I woke up this morning to a beautiful day and, immediately, my heart began to pound furiously. The list of things I (thought) I had to do swarmed my brain, clouding out the sun, the warm brick and the deep blue August sky. It’s Sunday for god’s sake!
I tried to get a hold on my thoughts. I attempted deep yogic breathing. Nothing. I visualized all the cares and worries evaporating up into the clouds. Nope. I thought of myself as a calm figure in the midst of my swirling thoughts, not trying to grab them, just letting them pass by. Still no success.
My husband was still asleep, his breathing deep and restful. Somehow, I rode the waves of his calm and fell asleep again.
Half an hour later, we both woke up and my heart was no longer in panic mode, though the to do list was still top of mind. Still, right there was a lesson about procrastination and time management. Sometimes, it is effective to procrastinate and to do what you want instead of what you feel you should. At least I felt calmer.
I began listing off to my husband all the things I had to do: feed my friend’s cat, buy groceries, clean the house, mend my dress (which has been waiting to be mended for two weeks, another victim of my procrastination!), cover a corkboard and hang it in our son’s room, make granola…the list goes on. He looked at me as if what he was about to say was perfectly obvious: “other than feeding the cat, none of those other things need to be done. At least not today.”
Much like the dress, most of it I have put off for many days already. Some of my anxiety may come from the fact that the to do list is getting longer instead of shorter and I’m sure that I would feel a little better if I could cross some of those things off my list. On the other hand, my husband is right and if I do less than I feel I have to, I may just sink into the blissful kind of day that yesterday was.
It’s a cruel game time plays: I have lots to do and feel that the day will be too short to get it all done but if I do very little, the day will stretch out, long and luxurious. And so I sit here writing, breakfast dishes and ingredients for granola scattered about the kitchen. I will get to them eventually.
So, maybe procrastination isn’t all bad all the time. Maybe in some cases, it is not to be overcome, avoided or beaten, as almost every result of a Google search suggests. Maybe it is actually healthy and part of overcoming, avoiding and beating stress and anxiety. Those of us who try to do too much each day could learn a thing or two from procrastinating.

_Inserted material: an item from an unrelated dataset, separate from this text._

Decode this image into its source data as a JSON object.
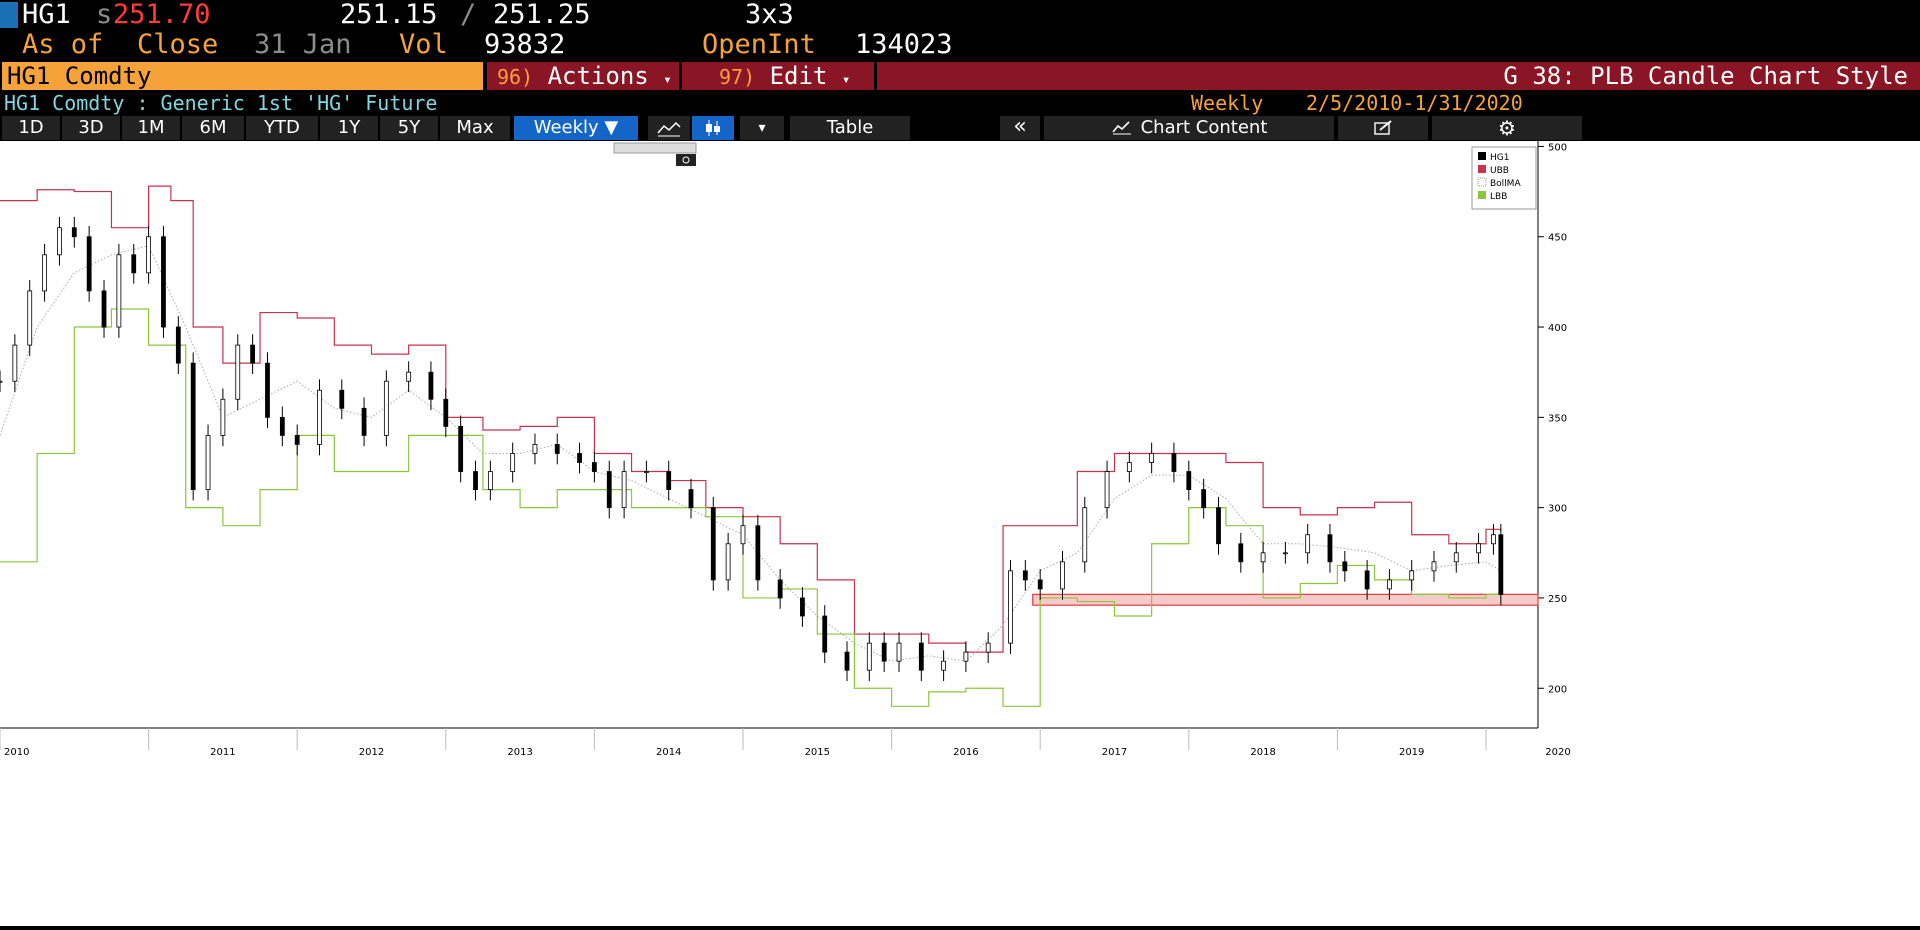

Why do today what I can put off until tomorrow? I am going to try this approach to put my to do list into perspective.
And, really, who isn’t looking for a great reason to procrastinate?